From [CBS] The County of Los Angeles Board of Supervisors approved a $3.75 million settlement in a federal civil rights lawsuit against sheriff’s deputies in the shooting and killing of a 16-year-old Black boy, authorities announced Tuesday.
Deputies shot and killed Anthony Weber on Feb. 4, 2018, near the 1200 block of 107th Street in South Los Angeles after a foot chase ensued after police told Weber not to move.
Authorities responded to the area after hearing reports of a young man pointing a handgun at a motorist.
Arriving deputies said they saw Weber at an apartment complex that was as a known gang hangout and claimed that that he a handgun tucked into his waistband.
The deputies reported that as they were approaching Weber, he began to run from them.
When one of the deputies was about five to ten feet behind him, he turned and looked at the deputy “as if he was acquiring a target” and reached for his waistband, according to the summary.
One of the deputies then fired 13 shots at Weber.
“Both deputy sheriffs immediately drew their duty weapons, pointed at (Weber), and the first deputy sheriff yelled, `Let me see your hands!”‘ the summary stated.
They "could clearly see" a handgun in his waistband, the summary said.
Considering it was nighttime, the level of detail given by one deputy of the gun was unusual [or in-credible]. He said it was a Smith & Wesson M&P semi-automatic pistol with black Talon grips and a red dot sight.
No weapon was ever found by investigators at the scene.

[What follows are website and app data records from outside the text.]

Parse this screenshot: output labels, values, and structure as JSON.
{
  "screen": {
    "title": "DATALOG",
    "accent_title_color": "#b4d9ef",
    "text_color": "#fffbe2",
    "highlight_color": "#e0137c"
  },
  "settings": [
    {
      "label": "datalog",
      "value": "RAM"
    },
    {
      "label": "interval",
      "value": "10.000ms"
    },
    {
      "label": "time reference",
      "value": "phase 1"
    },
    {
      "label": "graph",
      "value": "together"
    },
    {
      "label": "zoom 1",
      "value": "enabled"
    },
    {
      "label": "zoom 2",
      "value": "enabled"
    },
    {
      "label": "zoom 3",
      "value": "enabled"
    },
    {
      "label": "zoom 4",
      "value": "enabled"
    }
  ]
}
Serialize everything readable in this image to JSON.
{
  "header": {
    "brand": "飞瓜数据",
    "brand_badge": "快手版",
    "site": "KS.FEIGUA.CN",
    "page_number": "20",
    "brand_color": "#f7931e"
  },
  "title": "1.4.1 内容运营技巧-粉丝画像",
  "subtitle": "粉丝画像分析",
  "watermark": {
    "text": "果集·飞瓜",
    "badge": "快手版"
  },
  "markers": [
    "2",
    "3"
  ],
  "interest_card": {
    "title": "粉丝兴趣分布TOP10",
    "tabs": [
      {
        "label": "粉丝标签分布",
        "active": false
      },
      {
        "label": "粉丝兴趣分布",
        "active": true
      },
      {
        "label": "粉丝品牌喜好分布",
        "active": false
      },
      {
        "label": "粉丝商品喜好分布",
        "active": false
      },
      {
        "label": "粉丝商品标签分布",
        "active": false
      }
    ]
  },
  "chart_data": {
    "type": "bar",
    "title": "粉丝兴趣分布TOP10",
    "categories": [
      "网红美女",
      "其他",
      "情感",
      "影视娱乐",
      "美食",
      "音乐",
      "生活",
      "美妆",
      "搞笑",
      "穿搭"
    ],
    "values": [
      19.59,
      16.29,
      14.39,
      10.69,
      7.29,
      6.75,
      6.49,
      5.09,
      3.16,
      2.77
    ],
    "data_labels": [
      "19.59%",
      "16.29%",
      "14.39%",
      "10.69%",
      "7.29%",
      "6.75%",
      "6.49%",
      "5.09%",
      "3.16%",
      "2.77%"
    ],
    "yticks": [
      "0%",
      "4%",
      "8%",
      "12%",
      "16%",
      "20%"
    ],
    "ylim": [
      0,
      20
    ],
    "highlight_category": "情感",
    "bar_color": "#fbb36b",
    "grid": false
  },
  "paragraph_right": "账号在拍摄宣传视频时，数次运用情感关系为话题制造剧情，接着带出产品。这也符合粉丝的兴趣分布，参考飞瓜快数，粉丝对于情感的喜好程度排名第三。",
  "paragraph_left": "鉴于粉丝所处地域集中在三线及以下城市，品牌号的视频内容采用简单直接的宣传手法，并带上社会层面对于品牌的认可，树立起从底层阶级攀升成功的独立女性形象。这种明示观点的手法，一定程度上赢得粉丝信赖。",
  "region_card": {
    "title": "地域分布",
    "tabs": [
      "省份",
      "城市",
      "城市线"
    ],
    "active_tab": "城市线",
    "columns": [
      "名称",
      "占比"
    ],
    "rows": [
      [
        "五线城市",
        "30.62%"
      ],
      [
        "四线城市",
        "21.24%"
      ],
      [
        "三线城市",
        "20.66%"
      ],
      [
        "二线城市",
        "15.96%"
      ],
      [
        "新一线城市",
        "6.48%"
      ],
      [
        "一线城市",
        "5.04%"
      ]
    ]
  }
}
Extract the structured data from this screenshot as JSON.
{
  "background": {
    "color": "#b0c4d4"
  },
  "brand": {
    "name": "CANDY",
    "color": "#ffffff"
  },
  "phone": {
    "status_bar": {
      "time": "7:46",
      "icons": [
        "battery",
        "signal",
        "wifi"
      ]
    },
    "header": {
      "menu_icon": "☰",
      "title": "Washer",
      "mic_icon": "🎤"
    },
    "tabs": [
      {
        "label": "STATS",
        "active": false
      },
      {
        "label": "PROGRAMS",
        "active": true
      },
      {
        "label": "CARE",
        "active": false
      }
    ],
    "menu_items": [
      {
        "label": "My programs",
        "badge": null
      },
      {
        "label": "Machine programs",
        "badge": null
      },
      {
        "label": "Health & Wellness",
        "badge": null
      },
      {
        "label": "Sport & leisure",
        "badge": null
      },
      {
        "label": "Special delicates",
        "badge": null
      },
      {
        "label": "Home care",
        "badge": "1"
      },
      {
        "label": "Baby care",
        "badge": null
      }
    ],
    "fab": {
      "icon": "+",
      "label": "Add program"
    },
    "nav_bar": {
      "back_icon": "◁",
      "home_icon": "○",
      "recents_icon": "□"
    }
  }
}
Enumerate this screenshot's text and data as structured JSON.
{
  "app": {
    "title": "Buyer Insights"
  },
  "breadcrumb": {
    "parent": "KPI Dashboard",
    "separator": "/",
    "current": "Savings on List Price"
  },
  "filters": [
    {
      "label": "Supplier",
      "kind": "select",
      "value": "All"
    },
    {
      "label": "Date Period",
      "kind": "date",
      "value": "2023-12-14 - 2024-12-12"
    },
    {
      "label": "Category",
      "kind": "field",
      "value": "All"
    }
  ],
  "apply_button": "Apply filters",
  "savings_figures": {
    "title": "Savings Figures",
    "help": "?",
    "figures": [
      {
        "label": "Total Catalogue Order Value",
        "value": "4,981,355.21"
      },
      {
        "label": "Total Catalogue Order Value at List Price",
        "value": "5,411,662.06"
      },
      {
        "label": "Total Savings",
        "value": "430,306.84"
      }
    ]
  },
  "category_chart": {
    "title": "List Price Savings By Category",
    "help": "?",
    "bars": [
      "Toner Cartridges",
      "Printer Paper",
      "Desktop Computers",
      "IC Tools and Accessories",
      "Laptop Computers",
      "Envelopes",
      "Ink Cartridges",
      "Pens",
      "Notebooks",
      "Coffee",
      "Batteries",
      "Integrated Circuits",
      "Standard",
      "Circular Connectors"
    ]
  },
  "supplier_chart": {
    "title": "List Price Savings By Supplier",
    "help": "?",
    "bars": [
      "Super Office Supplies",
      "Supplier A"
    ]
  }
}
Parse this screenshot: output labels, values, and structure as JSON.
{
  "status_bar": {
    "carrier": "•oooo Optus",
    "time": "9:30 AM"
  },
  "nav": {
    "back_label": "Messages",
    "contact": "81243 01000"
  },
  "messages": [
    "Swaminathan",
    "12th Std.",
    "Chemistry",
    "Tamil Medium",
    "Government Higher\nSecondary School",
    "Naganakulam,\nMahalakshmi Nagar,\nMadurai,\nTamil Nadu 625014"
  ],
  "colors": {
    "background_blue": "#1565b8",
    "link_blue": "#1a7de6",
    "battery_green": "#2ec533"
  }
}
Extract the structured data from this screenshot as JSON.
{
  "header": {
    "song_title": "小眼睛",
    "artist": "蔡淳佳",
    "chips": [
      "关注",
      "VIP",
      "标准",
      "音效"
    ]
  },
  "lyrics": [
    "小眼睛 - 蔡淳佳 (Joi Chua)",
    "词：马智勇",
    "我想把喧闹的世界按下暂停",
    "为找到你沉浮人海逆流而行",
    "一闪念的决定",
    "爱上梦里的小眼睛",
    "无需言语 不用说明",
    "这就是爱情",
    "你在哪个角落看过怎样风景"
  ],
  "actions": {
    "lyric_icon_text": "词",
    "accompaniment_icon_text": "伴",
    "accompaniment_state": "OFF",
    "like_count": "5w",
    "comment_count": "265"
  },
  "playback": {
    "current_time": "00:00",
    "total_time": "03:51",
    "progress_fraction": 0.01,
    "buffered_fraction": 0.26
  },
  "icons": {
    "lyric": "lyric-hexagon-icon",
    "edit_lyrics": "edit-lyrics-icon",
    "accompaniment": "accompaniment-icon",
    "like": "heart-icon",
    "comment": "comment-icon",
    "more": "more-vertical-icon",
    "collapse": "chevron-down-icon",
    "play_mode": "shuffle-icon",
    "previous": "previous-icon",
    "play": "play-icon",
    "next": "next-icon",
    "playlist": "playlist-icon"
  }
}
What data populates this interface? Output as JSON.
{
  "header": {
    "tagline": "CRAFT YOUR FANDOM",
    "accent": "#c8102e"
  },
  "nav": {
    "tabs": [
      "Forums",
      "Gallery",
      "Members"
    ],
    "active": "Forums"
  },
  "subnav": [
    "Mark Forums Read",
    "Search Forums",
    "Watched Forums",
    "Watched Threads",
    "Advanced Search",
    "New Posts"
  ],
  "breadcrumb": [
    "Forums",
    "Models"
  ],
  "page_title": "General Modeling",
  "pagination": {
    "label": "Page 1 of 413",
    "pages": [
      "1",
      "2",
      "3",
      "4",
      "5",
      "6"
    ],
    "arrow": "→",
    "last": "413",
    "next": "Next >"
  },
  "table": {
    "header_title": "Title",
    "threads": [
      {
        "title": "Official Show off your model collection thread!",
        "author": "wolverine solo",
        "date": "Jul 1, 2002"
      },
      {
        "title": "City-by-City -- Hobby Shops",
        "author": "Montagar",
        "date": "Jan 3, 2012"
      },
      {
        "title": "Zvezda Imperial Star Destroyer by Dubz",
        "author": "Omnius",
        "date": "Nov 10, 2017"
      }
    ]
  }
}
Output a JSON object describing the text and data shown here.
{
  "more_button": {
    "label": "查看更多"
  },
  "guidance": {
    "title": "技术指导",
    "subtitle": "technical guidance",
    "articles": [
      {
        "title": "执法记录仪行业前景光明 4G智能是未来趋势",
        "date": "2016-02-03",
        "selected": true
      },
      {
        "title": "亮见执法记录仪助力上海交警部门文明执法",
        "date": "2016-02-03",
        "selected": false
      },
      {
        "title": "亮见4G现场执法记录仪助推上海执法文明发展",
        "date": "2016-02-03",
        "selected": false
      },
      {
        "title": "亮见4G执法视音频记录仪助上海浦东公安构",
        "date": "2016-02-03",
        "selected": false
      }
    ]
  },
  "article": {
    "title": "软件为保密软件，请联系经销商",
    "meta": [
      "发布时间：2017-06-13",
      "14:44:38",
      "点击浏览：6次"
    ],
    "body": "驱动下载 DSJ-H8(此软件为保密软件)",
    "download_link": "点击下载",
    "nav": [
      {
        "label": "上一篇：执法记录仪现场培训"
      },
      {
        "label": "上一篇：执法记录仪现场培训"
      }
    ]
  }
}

Authorities have said that they believe the weapon may have been picked up by a passerby after a large crowd formed after the shooting occurred.
According to the Sheriff’s Department, a gun matching the description of the one alleged to be in Weber’s possession when he was killed was later retrieved in a residence search of an alleged gang associate [that is, the gun was possessed by someone else - without more, such facts have no relevance to this case].
Weber’s parents filed a lawsuit with Los Angeles federal court in May of 2018 claiming that Weber was unarmed when he was shot.
The complaint said, ‘At the time of the shooting he posed no imminent threat of death or serious physical injury to anyone especially since he was unarmed and his hands were visibly empty when he was fatally shot.
After shooting Weber multiple times, the police did not timely summons medical attention for Weber, who was bleeding profusely and had obvious serious injuries, and police also did not allow and prevented responding medical personnel on-scene to timely render medical aid/assistance to him.
After the shooting the officers involved made false statements to investigators and made false statements to the media in attempts to justify the shooting of an unarmed 16 year-old kid.’ [MORE]
“Anthony Weber committed no crime,” attorney Gregory Yates said last May. “He was unarmed and posed no threat to anyone. These deputies acted as judge, jury, and executioner when they fired multiple shots at an innocent kid.”
Sherrif’s deputies denied these claims - but settled the case for millions.
“Anthony was a devoted, loving son and young father whose life was tragically cut short,” co-lead counsel Dale K. Galipo said last May. “We intend to prove that under the color of authority, the deputies engaged in excessive force and violated the young man’s constitutional rights.”
In the aftermath of the shooting, the courtyard of the apartment complex where he was shot “was flooded with people who were trying to get to the subject and the deputies,” according to a sheriff’s statement released following the shooting.
The board approved the settlement on the advice of counsel who cited the risks and uncertainties of going to trial.